Can you believe it kept snowing until last week? Snow in May happens all the time in the mountains, but a winter storm warning for the entire state in late May had all the skiers skiing and all the fair-weather folk losing their goddamned minds. That is springtime in the Rockies. We don’t fight the weather in the mountains, we live with it and enjoy it as much as we can. Some don’t have a choice like the moose who are looking for forage or the hummingbirds who arrived and can’t find flowers.


instead of hiking, we were still skiing

a young moose passing through and making the most of our wild currant bushes

aspens waiting to bud as soon as it warms up



These past few days have actually been springlike, just in time for true summer. The prolonged cold gave us a grace period to transition into summer living – installing a new screen door, tidying the garden in Crested Butte, swapping winter and summer tires, more spring cleaning (we should just agree to call it eternal cleaning, because that’s what it is). Windows are open and fresh mountain air circulates the house. Yuki and Neva receive scoldings from local hummingbirds for standing too close to their feeder. And despite being three weeks late, the flowers are coming and so are the mushrooms.

glacier lily

yuki and neva enjoy the last day of flannel sheets

i have been waiting for this (fun) guy to make an entrance



If there is one thing I eagerly await in spring, it is the arrival of our mountain morels. You must understand my anticipation is not solely stoked by the prospect of finding black morels. It is the whole experience of walking ground that hasn’t been uncovered since last October and witnessing the green blades and buds emerge, hearing birds converse through the leafless forest, smelling the earthy odor as mats of dead leaves drenched in snow melt warm under a high sun. Life. Death. And all of the rest. All at ground level and intimately so, because that’s what morels demand. Think like a morel.

I try to strike a balance between consuming the fresh morels now versus processing them and freezing for later. Jeremy’s favorite morel preparation is basically sautéed morels with steak. It’s easy, delicious, and involves a hunk of meat with good wine. I turned that concept on its ear and came up with something a little less easy, but just as delicious. How does morel-stuffed chicken fried steak sound? It’s like regular chicken fried steak but with a surprise! I break it down into three steps. First, we cook the morels.
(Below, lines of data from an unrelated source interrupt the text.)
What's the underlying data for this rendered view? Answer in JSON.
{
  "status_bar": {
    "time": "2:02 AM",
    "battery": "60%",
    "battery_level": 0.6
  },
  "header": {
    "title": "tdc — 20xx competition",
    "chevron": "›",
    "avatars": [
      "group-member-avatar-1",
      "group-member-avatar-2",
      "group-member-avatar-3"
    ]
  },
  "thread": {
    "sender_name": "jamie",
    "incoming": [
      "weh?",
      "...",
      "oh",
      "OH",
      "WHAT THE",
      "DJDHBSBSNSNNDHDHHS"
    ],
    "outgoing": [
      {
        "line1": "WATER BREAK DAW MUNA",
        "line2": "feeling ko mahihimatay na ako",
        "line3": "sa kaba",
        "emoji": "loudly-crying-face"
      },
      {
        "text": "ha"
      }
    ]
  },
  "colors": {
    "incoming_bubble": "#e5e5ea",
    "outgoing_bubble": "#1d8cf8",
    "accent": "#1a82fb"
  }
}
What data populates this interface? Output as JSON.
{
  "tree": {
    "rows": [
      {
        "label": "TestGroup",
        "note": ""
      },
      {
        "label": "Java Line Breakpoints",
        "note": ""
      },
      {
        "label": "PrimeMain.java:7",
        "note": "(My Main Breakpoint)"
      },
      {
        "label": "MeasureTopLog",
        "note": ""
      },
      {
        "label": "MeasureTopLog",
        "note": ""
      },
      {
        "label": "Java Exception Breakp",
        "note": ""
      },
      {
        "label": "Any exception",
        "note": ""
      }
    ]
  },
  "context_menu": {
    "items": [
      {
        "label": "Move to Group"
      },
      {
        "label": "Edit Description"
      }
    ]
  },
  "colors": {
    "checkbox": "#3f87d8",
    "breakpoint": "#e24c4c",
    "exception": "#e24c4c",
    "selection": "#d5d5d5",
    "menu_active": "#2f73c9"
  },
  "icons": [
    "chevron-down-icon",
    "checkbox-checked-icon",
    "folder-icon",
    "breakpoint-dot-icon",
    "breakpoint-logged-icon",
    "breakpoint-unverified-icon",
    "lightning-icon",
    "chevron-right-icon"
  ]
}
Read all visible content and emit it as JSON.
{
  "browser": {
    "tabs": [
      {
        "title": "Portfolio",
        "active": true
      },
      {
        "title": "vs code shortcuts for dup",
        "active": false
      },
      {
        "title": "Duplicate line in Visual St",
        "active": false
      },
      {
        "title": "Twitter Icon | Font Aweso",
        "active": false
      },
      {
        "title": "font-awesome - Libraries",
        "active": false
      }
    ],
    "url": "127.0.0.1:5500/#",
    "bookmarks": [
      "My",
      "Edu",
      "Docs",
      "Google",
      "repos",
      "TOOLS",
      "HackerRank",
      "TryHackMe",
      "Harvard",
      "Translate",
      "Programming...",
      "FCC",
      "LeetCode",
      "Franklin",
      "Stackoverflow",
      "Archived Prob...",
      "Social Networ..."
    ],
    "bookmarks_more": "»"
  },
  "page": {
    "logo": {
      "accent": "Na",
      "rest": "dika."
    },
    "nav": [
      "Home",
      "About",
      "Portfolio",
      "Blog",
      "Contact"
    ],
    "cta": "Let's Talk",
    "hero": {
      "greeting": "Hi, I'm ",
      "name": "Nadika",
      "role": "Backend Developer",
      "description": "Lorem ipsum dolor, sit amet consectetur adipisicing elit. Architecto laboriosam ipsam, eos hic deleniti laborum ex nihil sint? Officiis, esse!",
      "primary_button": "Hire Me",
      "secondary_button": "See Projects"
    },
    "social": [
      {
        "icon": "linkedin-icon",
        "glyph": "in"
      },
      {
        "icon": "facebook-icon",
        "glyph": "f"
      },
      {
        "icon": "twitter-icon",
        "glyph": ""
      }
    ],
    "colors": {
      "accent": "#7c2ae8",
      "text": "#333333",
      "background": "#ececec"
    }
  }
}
morels, bourbon, shallots, butter, salt

chop the morels

minced shallots, diced morels

sauté the shallots in butter, then add the morels

pour the bourbon in when the morel liquid has simmered away



**Jump for more butter**